You can write an article like this without being very smart, but people interpret it as a clever, intellectual article. There are certain article genres people use to present themselves as having something important to say but which you can create following some standard patterns and subcultural knowledge.
The Roots of Progress blog is full of more posts that don’t require the author to have any notable insight of his own, but which trick some people: Posts – The Roots of Progress
I’m not saying the tricking is intentional, btw. I suspect it partly is, but you also can’t blame people for doing some decent-but-not-especially-creative work. And they are mostly just doing the work and letting readers form their own opinions, not doing a bunch of manipulative self-promotion.
The book reviews/excerpts at The Roots of Progress are a good example of something that can be written by doing some work and knowing some reasonably standard stuff, but without thinking of anything notable yourself. E.g. Highlights from The Autobiography of Andrew Carnegie
These posts do require some competence and effort. But that’s different than substantial creativity.
This post would have taken some notable creativity if it were original work: Did the Industrial Revolution decrease costs or increase quality?
Although it doesn’t clearly tell the reader that it’s derivative, I think it is. E.g. efficient frontier is a concept already on Wikipedia: Efficient frontier - Wikipedia (That’s not a full case and I haven’t investigated in detail.) If that one is derivative, there’s an actual honesty/plagiarism issue for not saying so and linking to a source.
Another good example of posts that don’t require much intelligence is The Rational Egoist Blog
Rational Egoist from the same person who does The Roots of Progress. (He dropped the Ayn Rand stuff without explanation – probably to social climb with people who dislike Rand.) I skimmed through those posts before and I think none of them require much creativity. A lot are Quora answers to beginners (I also skimmed his Quora and it had similar posts, and some of the blog posts are Quora reposts). Lots of the posts do take some competence and effort, e.g. to read Rand, remember a fair amount, understand the basics, and then find relevant passages to answer questions. He gets things about Objectivism wrong sometimes, but he’s usually correct, so that shows some competence.
I think part of why posts like these can impress audiences is that they’re better than most audience members would create. However, I think the difference between posts that require much creative insight, and posts which don’t, is useful. It helps identify which authors would be interesting to have a conversation with or who might say something really important.
Another model/view of the world, which some people have but not me, is that doing a bunch of diligent effort for most of your career, plus having a couple Eureka moments, is normal.
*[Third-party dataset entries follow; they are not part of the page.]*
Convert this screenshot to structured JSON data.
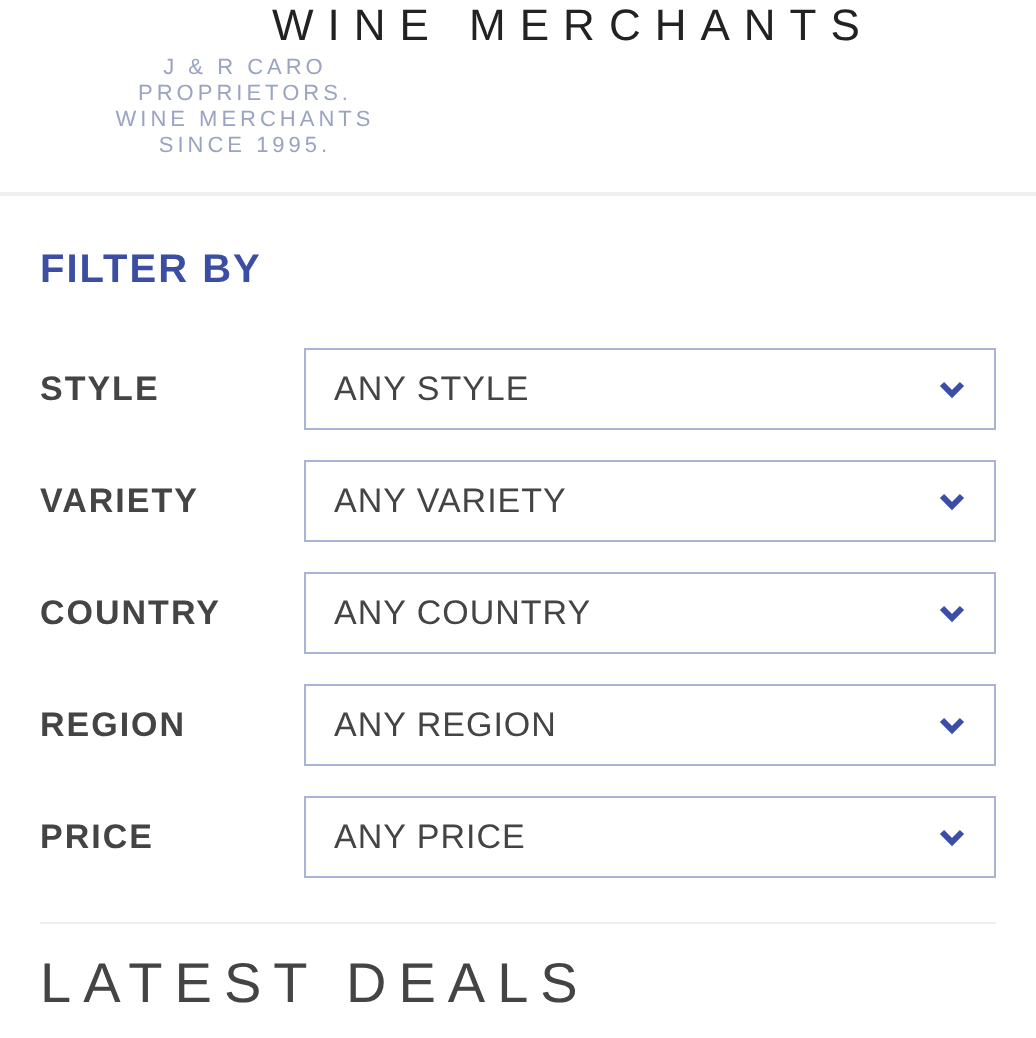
{
  "header": {
    "title": "WINE MERCHANTS",
    "faint_lines": [
      "J & R CARO",
      "PROPRIETORS.",
      "WINE MERCHANTS",
      "SINCE 1995."
    ]
  },
  "filter": {
    "heading": "FILTER BY",
    "fields": [
      {
        "label": "STYLE",
        "value": "ANY STYLE"
      },
      {
        "label": "VARIETY",
        "value": "ANY VARIETY"
      },
      {
        "label": "COUNTRY",
        "value": "ANY COUNTRY"
      },
      {
        "label": "REGION",
        "value": "ANY REGION"
      },
      {
        "label": "PRICE",
        "value": "ANY PRICE"
      }
    ]
  },
  "latest": {
    "heading": "LATEST DEALS"
  }
}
Some people think creativity shouldn’t be expected as the norm, only as the occasional breakthrough. Whereas I think if you don’t know how to have useful creative insights on a pretty regular basis, you are a mediocre intellectual at best.
Small insights are OK with the big ones being more irregular. But basically I think having lots of small creative insights helps build to big ones, and if you can’t figure out small creative insights then you shouldn’t expect big ones and could easily have zero in your whole career. (BTW, my post itself is an example of a small creative insight.)
In conclusion, there’s a sort of standard form of an intelligent article, and I think most people associate it with creativity more than they should. The form can be done with some knowledge and competence, but little or no creative insight. It’s hard to explain what the form is, but I have some ability to recognize it, and I think the Pueyo article I linked at the start is a good example. I skimmed through it and read just the section headings and could see (with high but not 100% confidence) that he has some Less Wrong (or Silicon Valley Rationalist) type knowledge and he’s doing some standard organizational techniques, but the article doesn’t say anything significant so I don’t want to actually read it. I think some of Pueyo’s early articles about COVID took a bit more insight – and they were useful to me because I hadn’t already read a bunch of competent articles covering those issues (since COVID was a new issue that had just come up) – but they never took a lot of creativity. Biases and government errors are topics I have read a bunch about before, so a competent-but-unoriginal article about them doesn’t offer me much. I think some people are so bad at thinking that they have trouble taking a general concept (like a bias) and applying it to a specific subject (like the COVID response), but I don’t have that problem and I don’t even view that as a substantial creative insight (maybe it seems more creative to other people because they struggle to do it – but I think that means they’re failing at learning and are incompetent at the principle and/or the specific subject).